His uncle Mick asked Benedict if he would mow the lawn of the old lady at the cottage, which he did, then clean out the cowsheds at the farm, which he did, then take some eggs to the local shop, which he did. It was a hot day, he felt a thirst so went to pub called the Battleaxe and ordered a pint and sat and drank it slow outside in the sun. He thought of the clarinet he'd brought with him, the jazz he played in the front lounge, which his aunt Eileen said was very good. Do you still have and play your accordion? he asked her. No, she said not now; I've not played for years. He remembered her playing and singing Goodnight Irene on it when he had stayed as a kid. Long ago now, he thought, finishing his pint. He also mused on his recent visited to see the MJQ in the City and afterwards he met the band on the coach at the back. Asked questions, got autographs. Then another visit to the City with his two cousins to watch them do their martial arts and afterwards showed them judo moves he and his friends had done a few years before. He took his empty glass to the counter of the pub and walked out in the sunshine wondering what his uncle Mick would have lined up for him next. There was talk of digging trenches in the churchyard some evening to lay pipes to the church and there was that mowing of the grass he'd been shown the other day. Yes, he'd do that now, he thought, while the sun was out, the grass dry. The mower was in a shed at the back, one

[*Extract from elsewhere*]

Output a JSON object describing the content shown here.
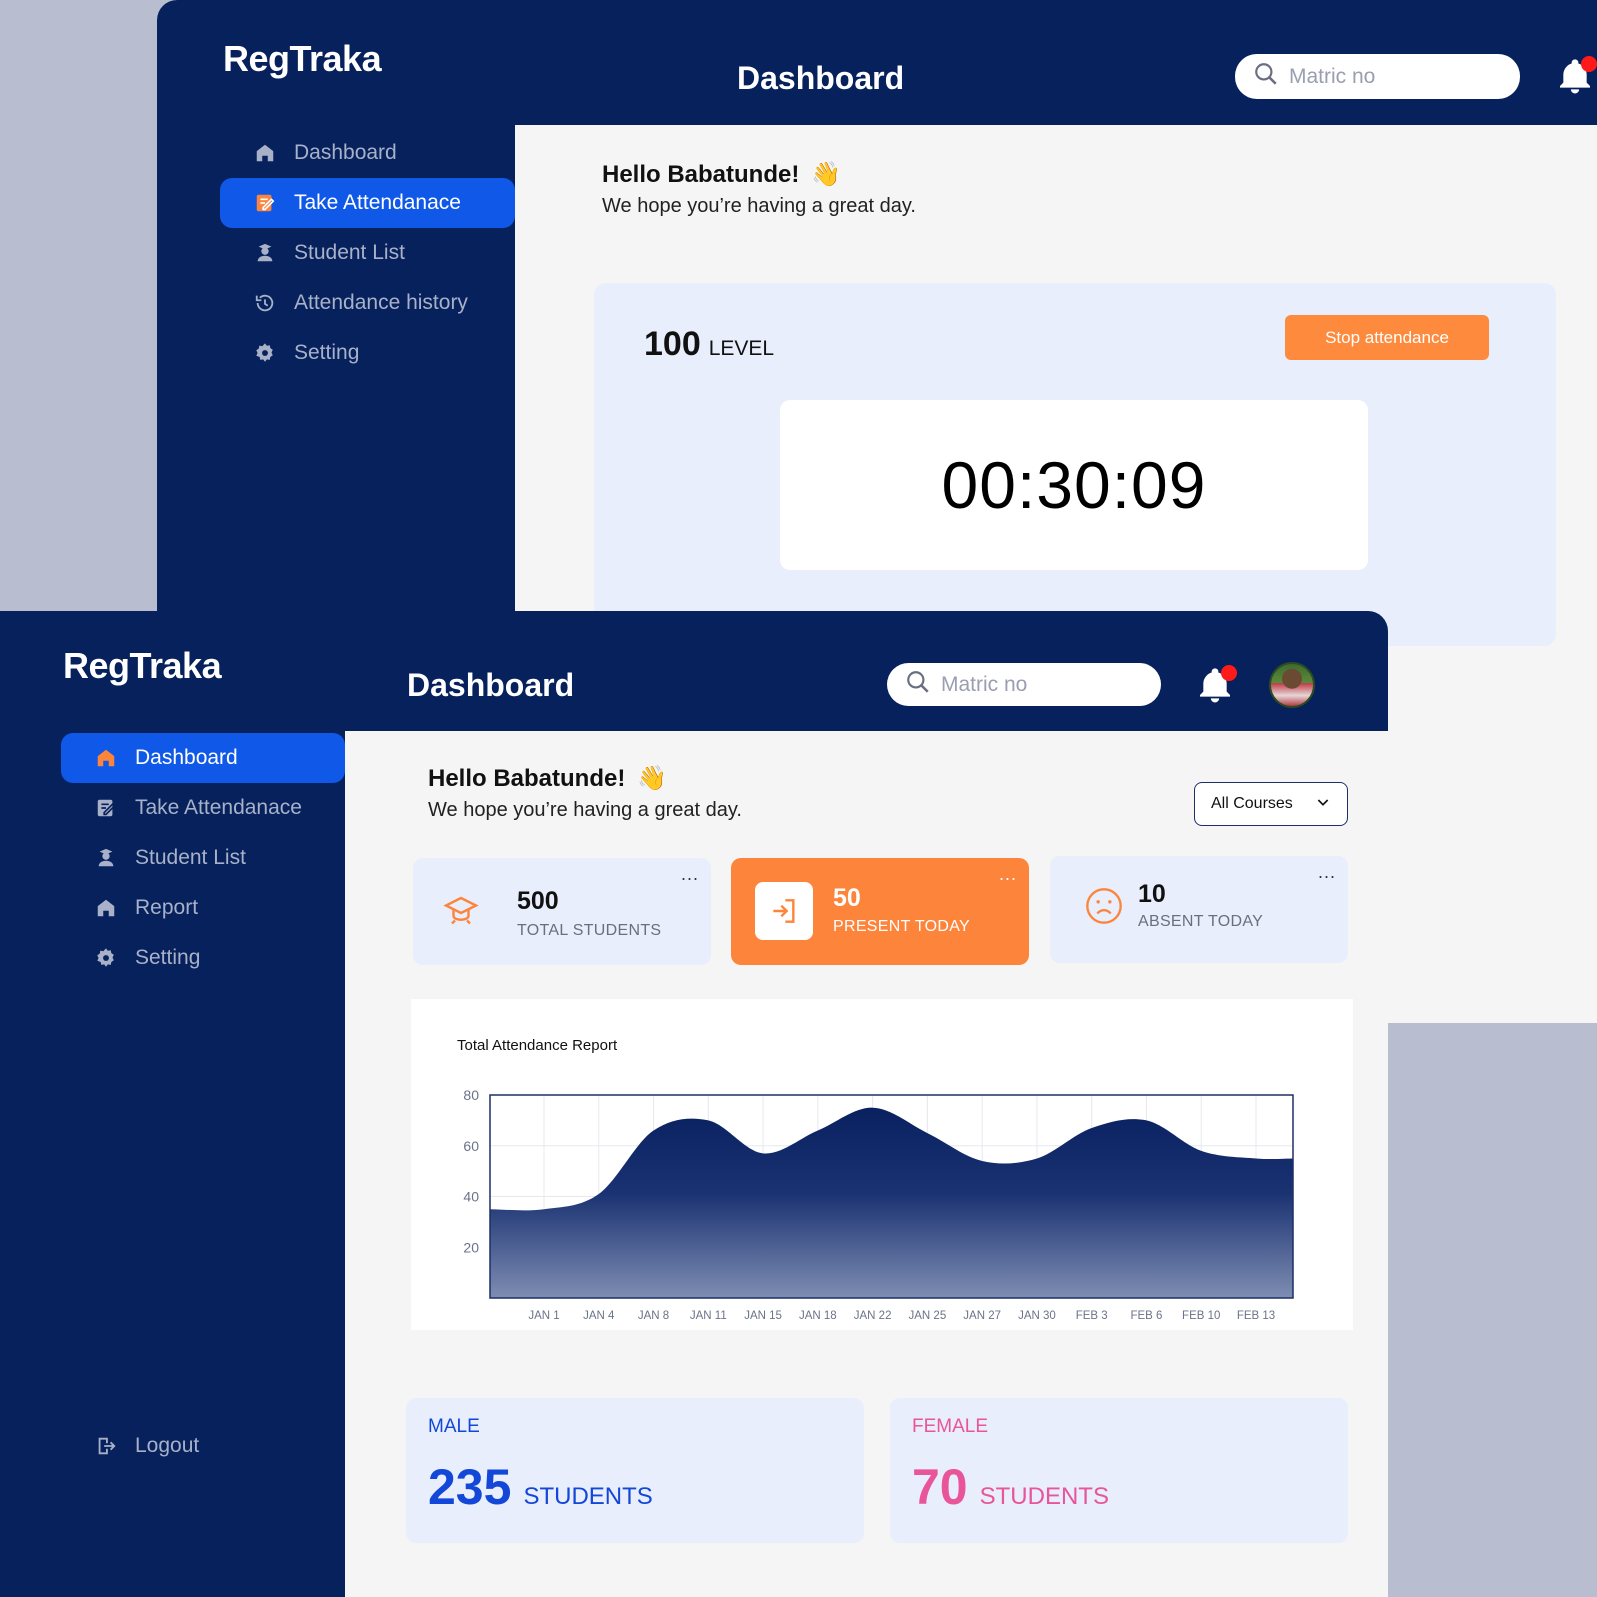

of those modern jobs, less work, less elbow grease, less sweat. But also, those peas to pick and schuck for his aunt. He wasn't done with his chores for his keep, for six weeks, least not yet.